### YOUR INSTRUCTIONS
Report each line from the records where the string "STRAIN" turns up.

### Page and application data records
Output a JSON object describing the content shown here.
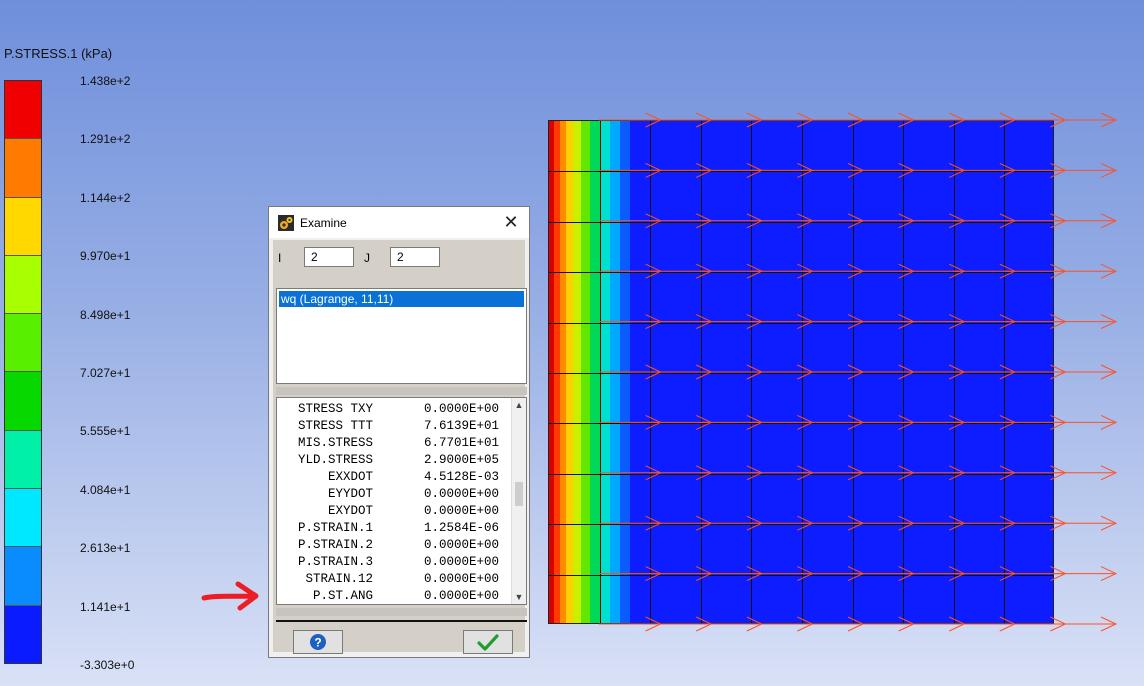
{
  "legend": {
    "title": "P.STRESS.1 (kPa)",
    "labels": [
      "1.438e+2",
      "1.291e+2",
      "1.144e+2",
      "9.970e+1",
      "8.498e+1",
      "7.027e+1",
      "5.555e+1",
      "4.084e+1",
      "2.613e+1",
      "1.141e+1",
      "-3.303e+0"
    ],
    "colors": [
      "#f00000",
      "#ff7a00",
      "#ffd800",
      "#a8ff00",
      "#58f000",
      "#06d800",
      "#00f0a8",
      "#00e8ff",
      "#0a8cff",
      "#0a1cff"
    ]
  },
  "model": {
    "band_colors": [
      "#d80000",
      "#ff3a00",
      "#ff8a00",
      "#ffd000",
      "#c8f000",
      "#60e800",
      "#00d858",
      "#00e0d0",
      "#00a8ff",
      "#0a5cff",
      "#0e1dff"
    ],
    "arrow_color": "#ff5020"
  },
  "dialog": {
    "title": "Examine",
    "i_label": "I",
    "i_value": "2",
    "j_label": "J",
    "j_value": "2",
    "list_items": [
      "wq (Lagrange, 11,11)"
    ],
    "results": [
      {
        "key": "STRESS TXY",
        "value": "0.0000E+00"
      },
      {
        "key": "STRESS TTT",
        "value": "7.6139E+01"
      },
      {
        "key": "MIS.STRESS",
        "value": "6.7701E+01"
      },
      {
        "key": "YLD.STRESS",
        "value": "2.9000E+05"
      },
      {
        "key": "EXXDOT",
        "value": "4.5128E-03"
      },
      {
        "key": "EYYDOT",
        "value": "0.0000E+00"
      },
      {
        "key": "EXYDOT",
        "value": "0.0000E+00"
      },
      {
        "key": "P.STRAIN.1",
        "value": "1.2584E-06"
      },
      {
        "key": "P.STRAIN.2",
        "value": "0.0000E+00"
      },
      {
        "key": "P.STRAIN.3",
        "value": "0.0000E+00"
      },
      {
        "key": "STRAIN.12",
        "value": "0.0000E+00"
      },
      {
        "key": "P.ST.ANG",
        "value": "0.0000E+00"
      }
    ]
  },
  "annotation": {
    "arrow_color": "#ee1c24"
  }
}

### ANSWER TO THIS TASK
        "key": "P.STRAIN.1",
        "key": "P.STRAIN.2",
        "key": "P.STRAIN.3",
        "key": "STRAIN.12",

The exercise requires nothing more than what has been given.